Tours in Translation: Foreign-language tours of Glasgow City Chambers
The City Chambers, the headquarters of Glasgow City Council, remains a hidden gem in the heart of Glasgow. With stunning marble staircases and opulent portrait galleries, a visit to the City Chambers should sit at the top of any Glasgow day-out bucket list.
The City Chambers are a landmark of architectural and civic importance where new and old Glaswegians alike should feel welcome. The City Chambers regularly throws open their doors and invite the public to visit by offering regular guided tours in English and participating in Glasgow Doors Open Days. As part of Glasgow Doors Open Days 2019, the Scottish Civic Trust worked to help the City Chambers welcome even more Glaswegians by arranging tours in Polish and Farsi. These languages are particularly relevant to settled immigrant and refugee/asylum seeker/migrant communities, respectively.
Advertisement for the Glasgow City Chambers Polish-language tours.
To organise these tours, the Scottish Civic Trust partnered with the Sikorski Society, Refugee Survival Trust, Scottish Refugee Council, Glendale Women's Cafe, Polish Consulate and a number of local integration networks to translate the City Chambers tour scripts and connect with volunteer tour guides. The week before Doors Open Days, the volunteer guides went on tours of the building with English-language guides, familiarising themselves with the tour route and looking over their translated scripts.
Each of the English-language guides offered their own version of the tour, with many interesting facts and anecdotes. Glasgow City Chambers was completed in 1888 after 5 years of construction, soaring over budget and costing more than £500,000.00. Despite being a city of industry and mass-production, the interior details of Glasgow’s City Chambers are hand-carved and hand-painted, including over 1.5 million mosaic tiles intricately laid by hand. The volunteer guides enjoyed getting to see the magnificent rooms, especially the Council Chamber, where formal council meetings take place, and the stunning 3-storey Carrera marble staircase.

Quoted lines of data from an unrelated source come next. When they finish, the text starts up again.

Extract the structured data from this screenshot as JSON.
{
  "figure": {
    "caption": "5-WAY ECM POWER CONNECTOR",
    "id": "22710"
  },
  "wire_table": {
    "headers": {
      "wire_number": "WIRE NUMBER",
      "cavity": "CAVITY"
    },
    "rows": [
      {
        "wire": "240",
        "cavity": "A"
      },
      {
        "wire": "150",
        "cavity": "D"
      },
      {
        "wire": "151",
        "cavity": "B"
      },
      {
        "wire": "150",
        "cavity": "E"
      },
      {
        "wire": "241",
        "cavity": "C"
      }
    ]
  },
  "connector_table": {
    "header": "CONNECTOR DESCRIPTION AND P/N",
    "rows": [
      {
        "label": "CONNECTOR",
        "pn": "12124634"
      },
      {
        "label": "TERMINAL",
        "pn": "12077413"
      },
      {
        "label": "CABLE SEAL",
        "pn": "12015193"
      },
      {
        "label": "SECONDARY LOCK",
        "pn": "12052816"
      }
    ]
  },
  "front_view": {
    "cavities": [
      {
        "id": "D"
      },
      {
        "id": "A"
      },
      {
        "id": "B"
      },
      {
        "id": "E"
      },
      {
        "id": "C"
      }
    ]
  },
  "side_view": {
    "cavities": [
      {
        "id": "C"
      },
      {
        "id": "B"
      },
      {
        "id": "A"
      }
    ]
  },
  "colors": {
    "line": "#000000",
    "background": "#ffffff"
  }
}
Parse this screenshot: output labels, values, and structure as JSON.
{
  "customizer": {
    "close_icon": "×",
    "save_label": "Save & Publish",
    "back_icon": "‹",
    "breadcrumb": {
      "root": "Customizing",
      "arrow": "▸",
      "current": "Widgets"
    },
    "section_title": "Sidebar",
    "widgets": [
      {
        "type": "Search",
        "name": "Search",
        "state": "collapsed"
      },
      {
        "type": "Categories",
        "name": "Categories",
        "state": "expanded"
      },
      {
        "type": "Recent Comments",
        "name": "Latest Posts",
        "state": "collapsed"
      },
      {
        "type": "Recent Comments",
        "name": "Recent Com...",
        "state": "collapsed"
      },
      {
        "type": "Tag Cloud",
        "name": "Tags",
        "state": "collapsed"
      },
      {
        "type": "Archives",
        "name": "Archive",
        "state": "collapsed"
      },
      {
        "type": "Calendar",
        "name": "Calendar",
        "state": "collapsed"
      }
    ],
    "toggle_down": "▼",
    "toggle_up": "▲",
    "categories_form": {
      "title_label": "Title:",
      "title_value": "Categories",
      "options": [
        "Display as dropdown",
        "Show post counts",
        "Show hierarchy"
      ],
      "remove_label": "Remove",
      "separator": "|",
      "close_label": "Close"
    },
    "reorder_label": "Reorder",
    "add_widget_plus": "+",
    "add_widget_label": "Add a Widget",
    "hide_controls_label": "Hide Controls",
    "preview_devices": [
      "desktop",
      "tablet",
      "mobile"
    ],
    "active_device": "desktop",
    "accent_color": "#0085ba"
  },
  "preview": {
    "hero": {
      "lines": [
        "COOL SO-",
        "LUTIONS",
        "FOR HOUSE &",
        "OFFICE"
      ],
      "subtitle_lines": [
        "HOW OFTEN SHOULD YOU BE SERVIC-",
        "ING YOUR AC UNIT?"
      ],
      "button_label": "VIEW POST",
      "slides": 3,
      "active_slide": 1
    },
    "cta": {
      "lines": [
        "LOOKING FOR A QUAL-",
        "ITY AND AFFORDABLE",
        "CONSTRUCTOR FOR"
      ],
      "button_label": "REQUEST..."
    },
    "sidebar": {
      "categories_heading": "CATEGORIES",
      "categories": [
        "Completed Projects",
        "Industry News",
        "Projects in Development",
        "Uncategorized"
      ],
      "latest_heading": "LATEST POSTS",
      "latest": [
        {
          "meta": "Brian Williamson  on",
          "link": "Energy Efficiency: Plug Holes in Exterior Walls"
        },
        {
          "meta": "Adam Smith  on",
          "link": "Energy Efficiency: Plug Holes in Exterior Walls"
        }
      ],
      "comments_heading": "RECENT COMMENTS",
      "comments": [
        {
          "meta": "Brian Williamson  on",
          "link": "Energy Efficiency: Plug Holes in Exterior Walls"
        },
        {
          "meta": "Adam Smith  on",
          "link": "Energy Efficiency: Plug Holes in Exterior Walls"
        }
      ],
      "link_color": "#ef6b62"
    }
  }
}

Glasgow City Chambers Staircase, ©Michael D Beckwith
On the 16th of September Polish-language tours were offered at 11.30 and 15.30. Volunteer guides Sylwia and Paulina led visitors through highlights of the building, including the Banqueting Hall with its massive electric chandeliers (electroliers), and the Portrait Gallery, where portraits of past Lord Provosts are displayed.
Polish tour of the Glasgow City Chambers Banqueting Hall and the Portrait Gallery
The following day 2 Farsi-language tours were offered by guides Razieh and Armina. Razieh even narrated a short video clip of the Council Chamber.
This was a small-scale pilot project, but reactions from visitors were good. One visitor said that going on a tour in a language other than English gave them a sense of ownership of cultural heritage and made them feel included and welcome. Verbal feedback from one attendee was that they had lived in Glasgow for 20 years and had no idea that you could go inside City Chambers for a tour.